• **Brief**
In your copy, each record should read exactly as it does below, and no pictures should be present.

• **Input**
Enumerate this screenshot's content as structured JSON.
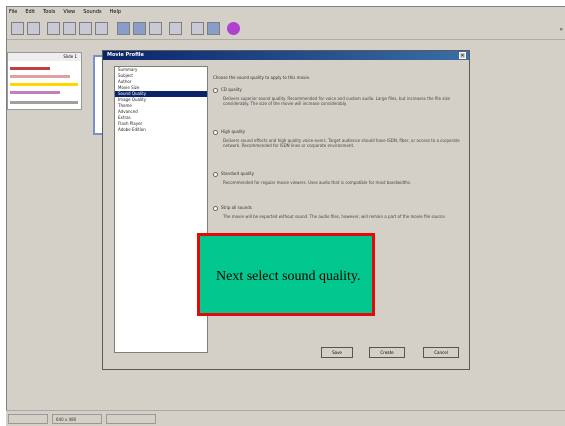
{
  "app": {
    "menu": [
      "File",
      "Edit",
      "Tools",
      "View",
      "Sounds",
      "Help"
    ],
    "slide_pane": {
      "header": "Slide 1"
    }
  },
  "dialog": {
    "title": "Movie Profile",
    "nav_items": [
      "Summary",
      "Subject",
      "Author",
      "Movie Size",
      "Sound Quality",
      "Image Quality",
      "Theme",
      "Advanced",
      "Extras",
      "Flash Player",
      "Adobe Edition"
    ],
    "selected_index": 4,
    "instruction": "Choose the sound quality to apply to this movie.",
    "options": [
      {
        "label": "CD quality",
        "desc": "Delivers superior sound quality. Recommended for voice and custom audio. Large files, but increases the file size considerably. The size of the movie will increase considerably."
      },
      {
        "label": "High quality",
        "desc": "Delivers sound effects and high quality voice-overs. Target audience should have ISDN, fiber, or access to a corporate network. Recommended for ISDN lines or corporate environment."
      },
      {
        "label": "Standard quality",
        "desc": "Recommended for regular movie viewers. Uses audio that is compatible for most bandwidths."
      },
      {
        "label": "Strip all sounds",
        "desc": "The movie will be exported without sound. The audio files, however, will remain a part of the movie file source."
      }
    ],
    "buttons": {
      "save": "Save",
      "create": "Create",
      "cancel": "Cancel"
    }
  },
  "callout": {
    "text": "Next select sound quality."
  },
  "status": {
    "resolution": "640 x 480"
  },
  "colors": {
    "callout_fill": "#02c88f",
    "callout_border": "#e50a0a",
    "title_bar": "#0a246a"
  }
}
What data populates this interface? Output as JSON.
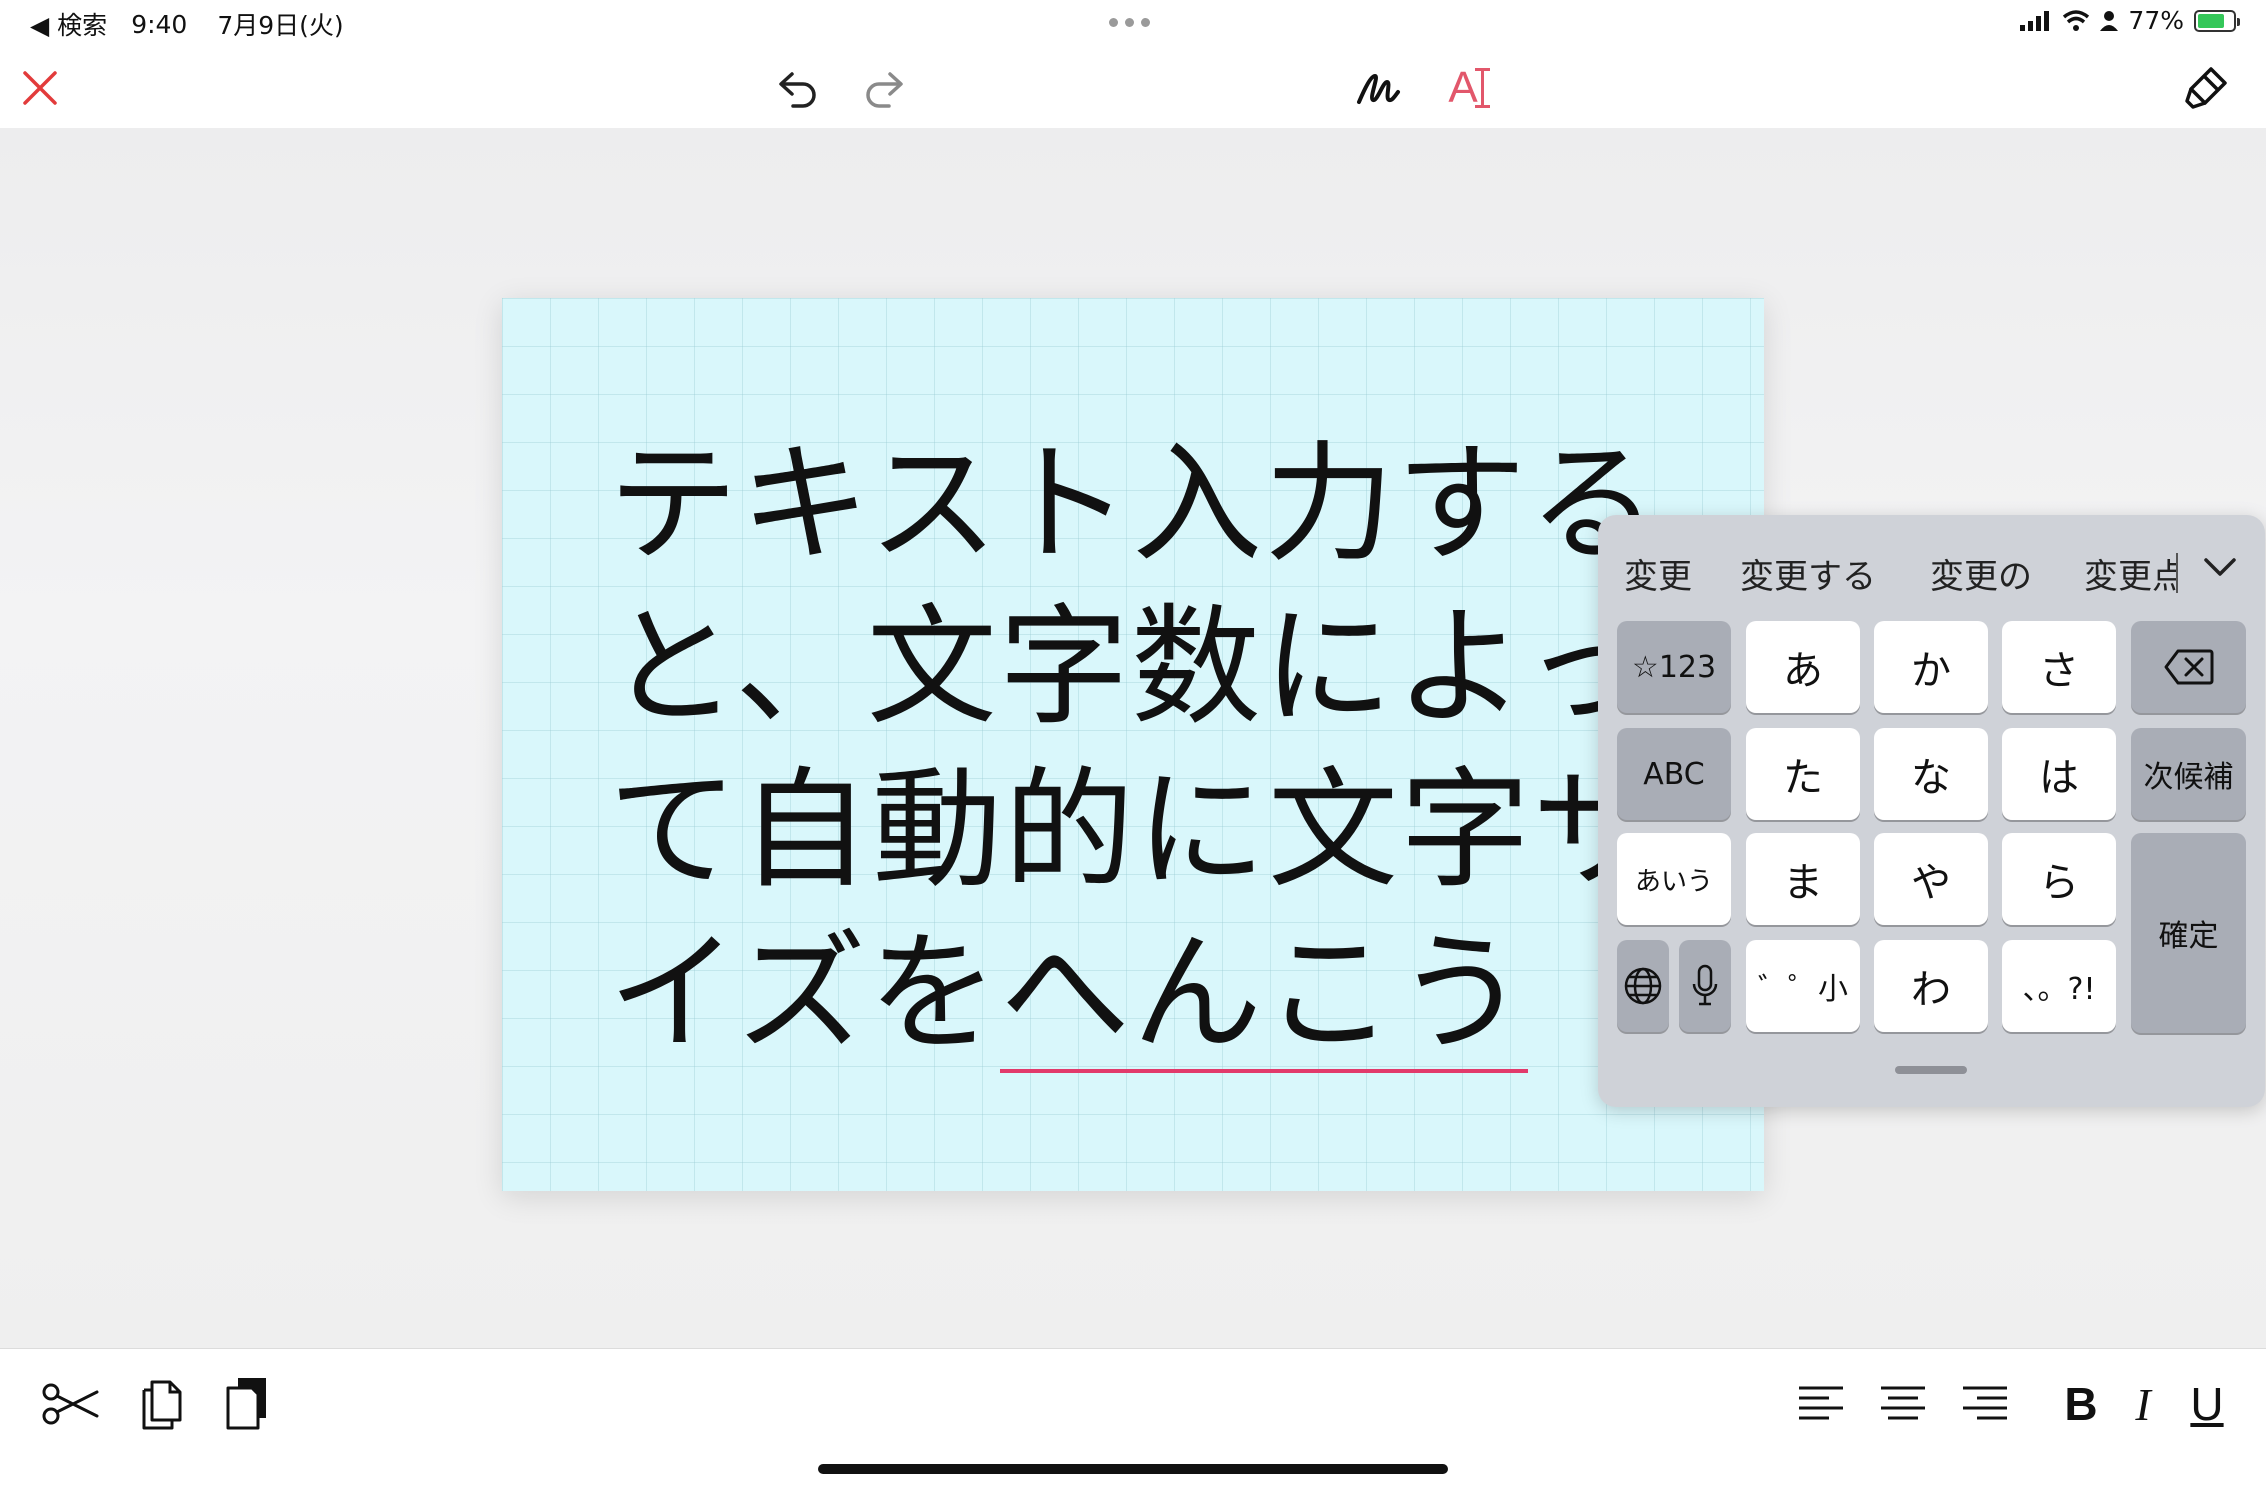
{
  "status_bar": {
    "back_label": "◀ 検索",
    "time": "9:40",
    "date": "7月9日(火)",
    "battery_percent": "77%",
    "battery_level": 0.77,
    "battery_color": "#34c759"
  },
  "toolbar": {
    "close_icon": "close-x-icon",
    "undo_icon": "undo-icon",
    "redo_icon": "redo-icon",
    "pen_icon": "pen-scribble-icon",
    "text_tool_label": "A",
    "text_tool_color": "#e2576b",
    "eraser_icon": "eraser-icon",
    "accent_color": "#e23b3b"
  },
  "note": {
    "lines": [
      "テキスト入力する",
      "と、文字数によっ",
      "て自動的に文字サ"
    ],
    "last_line_fixed": "イズを",
    "last_line_composing": "へんこう",
    "underline_color": "#e23a6b",
    "background_color": "#d9f7fb"
  },
  "keyboard": {
    "candidates": [
      "変更",
      "変更する",
      "変更の",
      "変更点"
    ],
    "keys": {
      "numbers": "☆123",
      "a": "あ",
      "ka": "か",
      "sa": "さ",
      "abc": "ABC",
      "ta": "た",
      "na": "な",
      "ha": "は",
      "next_candidate": "次候補",
      "aiu": "あいう",
      "ma": "ま",
      "ya": "や",
      "ra": "ら",
      "confirm": "確定",
      "dakuten": "゛゜小",
      "wa": "わ",
      "punct": "、。?!"
    }
  },
  "bottom_bar": {
    "bold_label": "B",
    "italic_label": "I",
    "underline_label": "U"
  }
}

• **Output of the exercise**
Enumerate this screenshot's content as structured JSON.
{
  "app": {
    "menu": [
      "File",
      "Edit",
      "Tools",
      "View",
      "Sounds",
      "Help"
    ],
    "slide_pane": {
      "header": "Slide 1"
    }
  },
  "dialog": {
    "title": "Movie Profile",
    "nav_items": [
      "Summary",
      "Subject",
      "Author",
      "Movie Size",
      "Sound Quality",
      "Image Quality",
      "Theme",
      "Advanced",
      "Extras",
      "Flash Player",
      "Adobe Edition"
    ],
    "selected_index": 4,
    "instruction": "Choose the sound quality to apply to this movie.",
    "options": [
      {
        "label": "CD quality",
        "desc": "Delivers superior sound quality. Recommended for voice and custom audio. Large files, but increases the file size considerably. The size of the movie will increase considerably."
      },
      {
        "label": "High quality",
        "desc": "Delivers sound effects and high quality voice-overs. Target audience should have ISDN, fiber, or access to a corporate network. Recommended for ISDN lines or corporate environment."
      },
      {
        "label": "Standard quality",
        "desc": "Recommended for regular movie viewers. Uses audio that is compatible for most bandwidths."
      },
      {
        "label": "Strip all sounds",
        "desc": "The movie will be exported without sound. The audio files, however, will remain a part of the movie file source."
      }
    ],
    "buttons": {
      "save": "Save",
      "create": "Create",
      "cancel": "Cancel"
    }
  },
  "callout": {
    "text": "Next select sound quality."
  },
  "status": {
    "resolution": "640 x 480"
  },
  "colors": {
    "callout_fill": "#02c88f",
    "callout_border": "#e50a0a",
    "title_bar": "#0a246a"
  }
}
What data populates this interface? Output as JSON.
{
  "status_bar": {
    "back_label": "◀ 検索",
    "time": "9:40",
    "date": "7月9日(火)",
    "battery_percent": "77%",
    "battery_level": 0.77,
    "battery_color": "#34c759"
  },
  "toolbar": {
    "close_icon": "close-x-icon",
    "undo_icon": "undo-icon",
    "redo_icon": "redo-icon",
    "pen_icon": "pen-scribble-icon",
    "text_tool_label": "A",
    "text_tool_color": "#e2576b",
    "eraser_icon": "eraser-icon",
    "accent_color": "#e23b3b"
  },
  "note": {
    "lines": [
      "テキスト入力する",
      "と、文字数によっ",
      "て自動的に文字サ"
    ],
    "last_line_fixed": "イズを",
    "last_line_composing": "へんこう",
    "underline_color": "#e23a6b",
    "background_color": "#d9f7fb"
  },
  "keyboard": {
    "candidates": [
      "変更",
      "変更する",
      "変更の",
      "変更点"
    ],
    "keys": {
      "numbers": "☆123",
      "a": "あ",
      "ka": "か",
      "sa": "さ",
      "abc": "ABC",
      "ta": "た",
      "na": "な",
      "ha": "は",
      "next_candidate": "次候補",
      "aiu": "あいう",
      "ma": "ま",
      "ya": "や",
      "ra": "ら",
      "confirm": "確定",
      "dakuten": "゛゜小",
      "wa": "わ",
      "punct": "、。?!"
    }
  },
  "bottom_bar": {
    "bold_label": "B",
    "italic_label": "I",
    "underline_label": "U"
  }
}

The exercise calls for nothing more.